And then there were the other moments, or moments inside the moments, when the only option was to surrender. When I saw that there was nothing in the situation that I needed to escape or to resist, it occurred to me to simply relax. I especially noticed in those moments how very much I could trust everything around me, beginning with my husband of 45 years. How did he learn to be such a thoughtful caregiver without my knowledge? The more I looked, the more reasons I’ve had to just…let…go.
After all, that’s who I am without my story that I need to keep it together. It’s very, very simple.
I’m just now getting a tiny peek of the original sanity that led me down this thorny lane of pain and recovery. There’s lots of hope around the corner, just past the edges of the walker. But what I never expected, truly, is that it would be there all along, just waiting for me to notice.
Around the time I got kicked out of Sunday School for asking too many questions, I decided I’d have to answer them for myself by trying out other brands than the Southern Baptist variety.
During my early teen years of searching and angst, desperately trying to find even a partial answer to my mental confusion, I turned to my mother. Why are we here? What’s the point? I asked.
She looked at me with such sympathy and kindness. “Maybe you ask too many questions,” she said. “I just accept things, and I’m pretty happy.”
My friends said essentially the same thing as my turmoil turned to depression. I kept looking, convinced I’d find a more satisfying answer, that other people must know something that I didn’t. Seek and ye shall find. The words bubbled up from somewhere.
So I became a seeker. My senior year, desperate, I picked up The Religions of Man, by Huston Smith. I had found my manual.
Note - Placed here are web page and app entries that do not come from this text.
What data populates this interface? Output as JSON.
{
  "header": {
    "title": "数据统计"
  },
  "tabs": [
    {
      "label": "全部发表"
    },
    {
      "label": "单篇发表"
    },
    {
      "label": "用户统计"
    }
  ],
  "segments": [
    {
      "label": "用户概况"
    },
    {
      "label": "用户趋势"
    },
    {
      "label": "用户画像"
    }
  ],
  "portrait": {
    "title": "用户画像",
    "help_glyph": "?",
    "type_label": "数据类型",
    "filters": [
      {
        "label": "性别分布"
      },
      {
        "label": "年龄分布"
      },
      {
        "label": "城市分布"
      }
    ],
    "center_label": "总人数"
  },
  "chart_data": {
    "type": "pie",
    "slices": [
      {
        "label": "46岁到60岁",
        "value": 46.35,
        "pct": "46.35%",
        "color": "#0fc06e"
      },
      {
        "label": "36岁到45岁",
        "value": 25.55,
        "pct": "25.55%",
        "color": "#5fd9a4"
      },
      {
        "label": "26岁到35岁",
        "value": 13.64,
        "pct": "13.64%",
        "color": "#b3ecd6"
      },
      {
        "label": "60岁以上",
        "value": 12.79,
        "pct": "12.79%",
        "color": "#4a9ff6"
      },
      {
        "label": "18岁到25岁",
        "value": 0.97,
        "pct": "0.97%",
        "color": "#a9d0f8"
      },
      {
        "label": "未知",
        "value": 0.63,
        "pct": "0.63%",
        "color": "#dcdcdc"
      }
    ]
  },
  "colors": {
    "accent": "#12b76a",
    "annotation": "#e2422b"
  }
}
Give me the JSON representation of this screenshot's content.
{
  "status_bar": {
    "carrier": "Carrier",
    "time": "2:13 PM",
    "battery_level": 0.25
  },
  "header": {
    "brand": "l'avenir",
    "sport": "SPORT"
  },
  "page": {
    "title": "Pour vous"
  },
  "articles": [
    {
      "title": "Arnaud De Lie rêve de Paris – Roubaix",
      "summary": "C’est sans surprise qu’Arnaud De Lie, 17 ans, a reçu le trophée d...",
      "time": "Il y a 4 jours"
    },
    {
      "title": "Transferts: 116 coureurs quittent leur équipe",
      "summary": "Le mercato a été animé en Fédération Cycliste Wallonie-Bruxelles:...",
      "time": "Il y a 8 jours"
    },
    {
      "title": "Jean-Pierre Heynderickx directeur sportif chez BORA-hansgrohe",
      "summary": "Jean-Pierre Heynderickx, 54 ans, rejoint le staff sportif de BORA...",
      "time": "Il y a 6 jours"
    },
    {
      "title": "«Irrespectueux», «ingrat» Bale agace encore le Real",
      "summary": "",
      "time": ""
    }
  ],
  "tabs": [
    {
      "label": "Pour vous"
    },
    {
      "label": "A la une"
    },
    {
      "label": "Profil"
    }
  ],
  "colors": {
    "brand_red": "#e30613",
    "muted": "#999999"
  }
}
Philosophy classes followed in college, featuring Existential Ennui 101. Then came a life-long fascination with the concepts and practices of world faiths, which offered snapshots of the truth and stories to back them up. Eventually these same questions led to more and more study of archetypes and mythology and contemplative practices. I learned to meditate and crossed paths with Vipassana, or mindfulness. I began to hear a few subtle answers at last, as I listened, and the Search was still on.
No matter what showed up on the mystical path, what I continued to notice is that the mind just kept cooking up new questions that could not be meditated away. Or medicated, for that matter. (I had already given that a good try in my twenties)
Thirty years of seeking later, I fell in love with inquiry when I discovered that some of the thoughts that present themselves simply want to be understood…not in the mind, but in the heart.
Now my business required asking questions of my clients. So much for my mother’s advice! I became deeply committed to this process, sometimes called the Great Undoing. During the past decade, I’ve questioned the thoughts of hundreds of people, if not thousands. Almost without fail, I’ve witnessed the radical freedom that comes as the old personal religions are questioned one by one. I also continue to notice for myself how much suffering is relieved when I stop believing those stale old refrains.
And what I’ve noticed is that new refrains still come all day long, like piped Muzak in the brain. The idea of bringing each of them up for inquiry can be (just perhaps) a bit overwhelming.
Which led to a new question. The big question. The scary question.
What if my mother was right?
What if I DO ask too many questions? The more questions I’ve asked, the more I’ve come to see that there is a mind below the mind that is just fine. All the muzak of random thoughts firing away can drown it out, but at a deep level, there’s an internal Knowing that is deep and true and beyond questions because it is at the root of being. And it would be asking one too many questions to inquire into the reality of that voice.